The local groceries don't carry honey, so I walked down to the supermarket in the local department store, which didn't open until ten. I could see the staff scurrying around inside behind the glass doors setting up displays and straightening uniforms. The first row of doors had been opened to give those customers waiting outside access to seats in the entranceway. They were all taken up by fierce looking old women by the time I got there. (There is a brilliant word for fierce old battleaxe Japanese women: "oba-ttarion", which combines the Japanese word for older woman "obasan" with the English battalion. Pops into my head every time one of them shoves their way onto a crowded train draped with shopping bags.)
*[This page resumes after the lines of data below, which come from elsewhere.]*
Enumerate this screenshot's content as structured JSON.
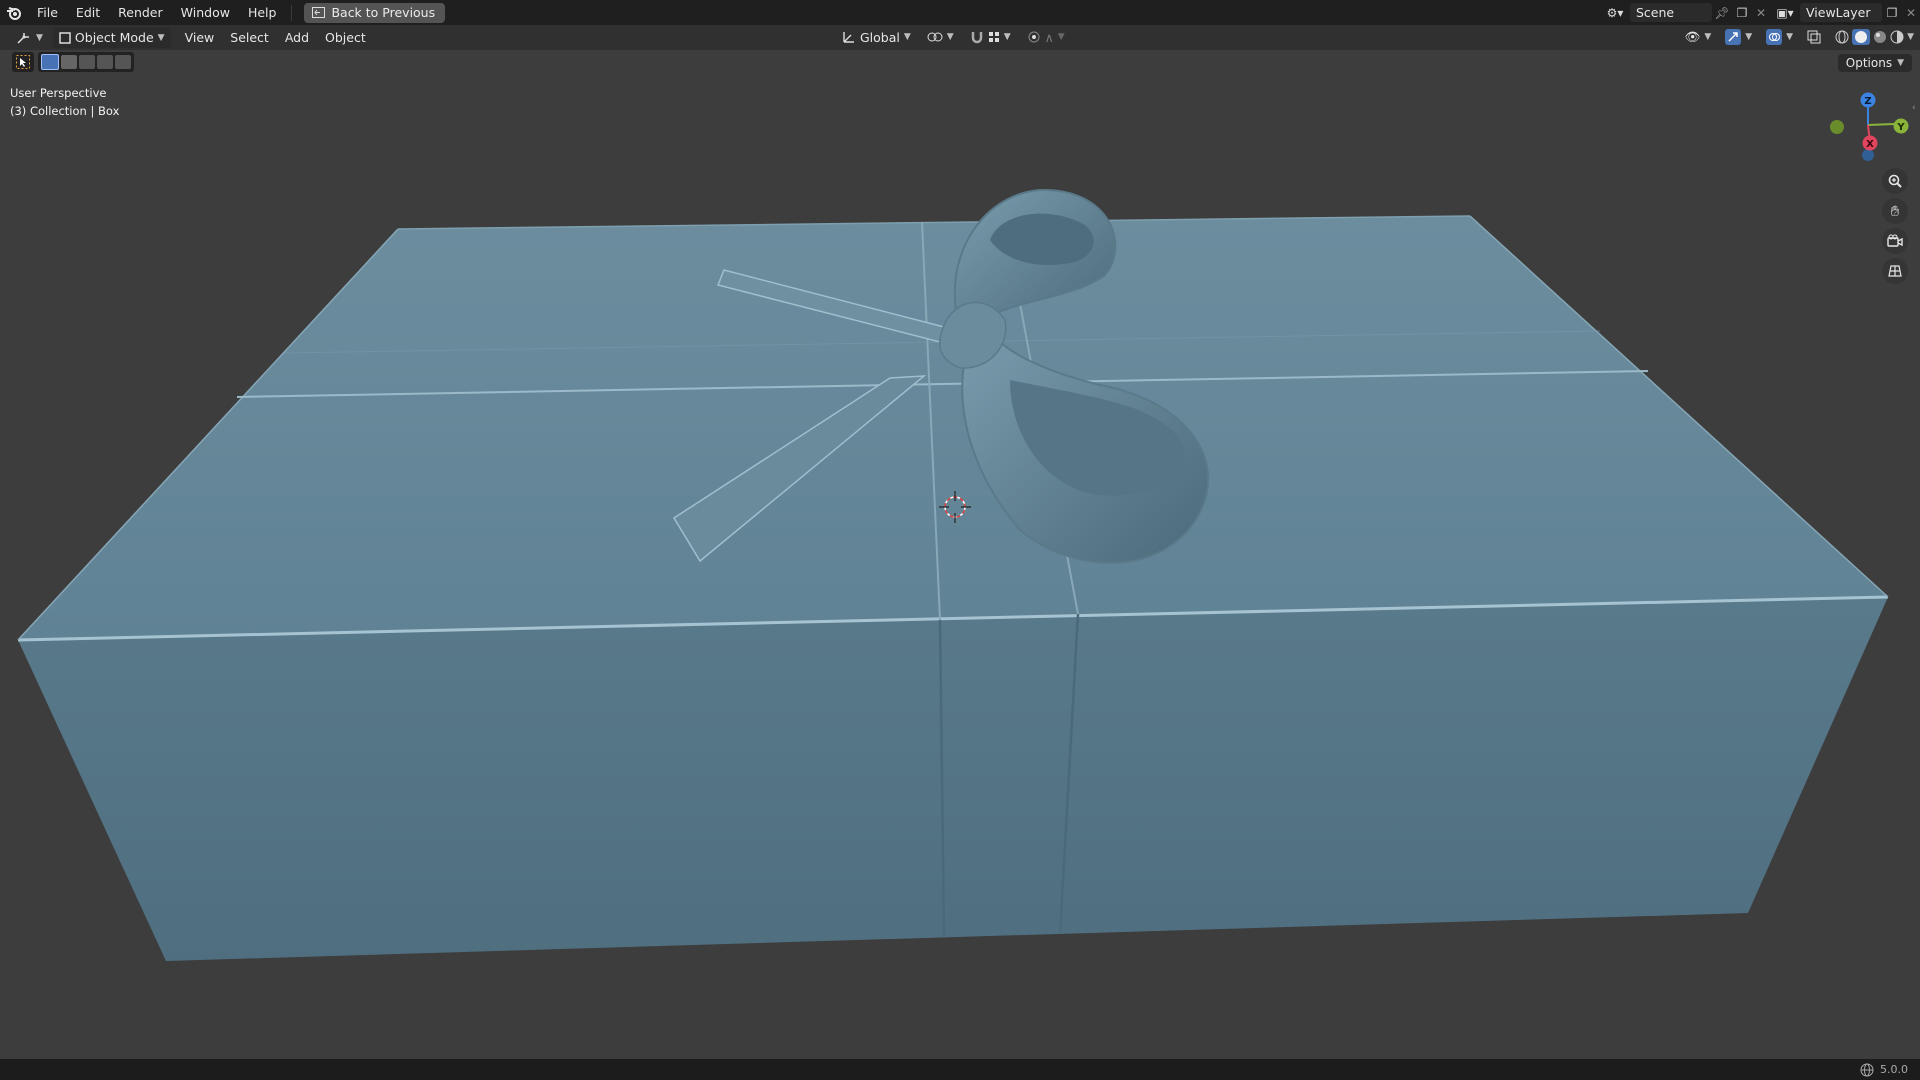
{
  "topbar": {
    "menus": [
      "File",
      "Edit",
      "Render",
      "Window",
      "Help"
    ],
    "back_button": "Back to Previous",
    "scene_name": "Scene",
    "view_layer": "ViewLayer"
  },
  "toolbar": {
    "mode": "Object Mode",
    "menus": [
      "View",
      "Select",
      "Add",
      "Object"
    ],
    "transform_orientation": "Global",
    "options_label": "Options"
  },
  "viewport": {
    "perspective_label": "User Perspective",
    "collection_label": "(3) Collection | Box",
    "gizmo_axes": {
      "x": "X",
      "y": "Y",
      "z": "Z"
    },
    "background_color": "#3d3d3d",
    "box_color": "#5f7f90"
  },
  "statusbar": {
    "version": "5.0.0"
  }
}
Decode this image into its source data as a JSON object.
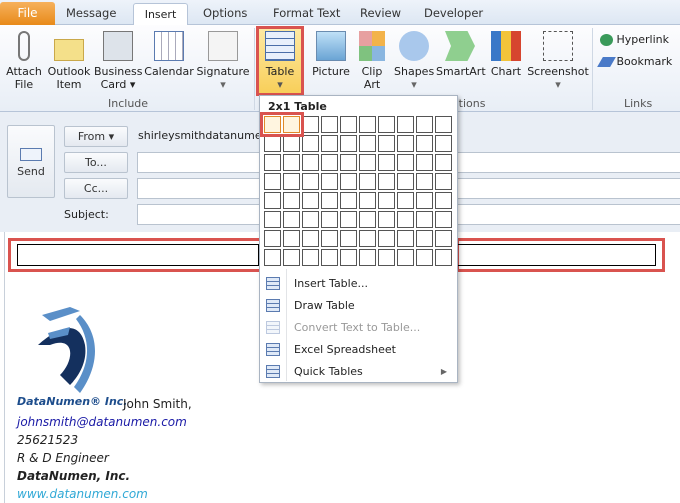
{
  "tabs": {
    "file": "File",
    "items": [
      "Message",
      "Insert",
      "Options",
      "Format Text",
      "Review",
      "Developer"
    ],
    "selected": "Insert"
  },
  "ribbon": {
    "include": {
      "label": "Include",
      "buttons": [
        {
          "label": "Attach",
          "label2": "File"
        },
        {
          "label": "Outlook",
          "label2": "Item"
        },
        {
          "label": "Business",
          "label2": "Card ▾"
        },
        {
          "label": "Calendar",
          "label2": ""
        },
        {
          "label": "Signature",
          "label2": "▾"
        }
      ]
    },
    "illustrations": {
      "label": "Illustrations",
      "buttons": [
        {
          "label": "Table",
          "label2": "▾"
        },
        {
          "label": "Picture",
          "label2": ""
        },
        {
          "label": "Clip",
          "label2": "Art"
        },
        {
          "label": "Shapes",
          "label2": "▾"
        },
        {
          "label": "SmartArt",
          "label2": ""
        },
        {
          "label": "Chart",
          "label2": ""
        },
        {
          "label": "Screenshot",
          "label2": "▾"
        }
      ]
    },
    "links": {
      "label": "Links",
      "buttons": [
        "Hyperlink",
        "Bookmark"
      ]
    }
  },
  "table_dropdown": {
    "header": "2x1 Table",
    "cols": 10,
    "rows": 8,
    "selected_cols": 2,
    "selected_rows": 1,
    "menu": [
      {
        "label": "Insert Table...",
        "enabled": true
      },
      {
        "label": "Draw Table",
        "enabled": true
      },
      {
        "label": "Convert Text to Table...",
        "enabled": false
      },
      {
        "label": "Excel Spreadsheet",
        "enabled": true
      },
      {
        "label": "Quick Tables",
        "enabled": true,
        "submenu": true
      }
    ]
  },
  "compose": {
    "send": "Send",
    "from_button": "From ▾",
    "from_value": "shirleysmithdatanumen",
    "to_button": "To...",
    "cc_button": "Cc...",
    "subject_label": "Subject:",
    "to_value": "",
    "cc_value": "",
    "subject_value": ""
  },
  "signature": {
    "logo_text": "DataNumen® Inc.",
    "name": "John Smith,",
    "email": "johnsmith@datanumen.com",
    "phone": "25621523",
    "title": "R & D Engineer",
    "company": "DataNumen, Inc.",
    "website": "www.datanumen.com"
  },
  "colors": {
    "highlight_red": "#d9534f",
    "file_tab": "#e88a1a",
    "link_blue": "#1a1aa6",
    "website": "#31a9d6"
  }
}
At precisely 10:00 the manager came and unlocked the door personally, then stood at attention and bowed to each individual customer as we walked in. I headed to the basement supermarket. There was a boy of about twenty standing with a plastic shopping basket, which he handed to me as I passed. I was the only customer in sight. The supermarket creeped me out. The entire staff, in uniform was standing at attention, one person at the end of each aisle. They would yell out Irrashaimase! ("Welcome honored customer!) as soon as I came with six feet of them. I wonder if they specify how close the customer should be before you yell.
I didn't see the order given, but after 5 minutes they were given permission to be at ease, and resumed shelving and scurrying, back to the normal frantic pace of a Japanese supermarket. Since older women are the only people who show up to a department store at opening time, guess all that bowing and scraping is for the oba-tarrion's, who I'm sure appreciate military discipline when they see it.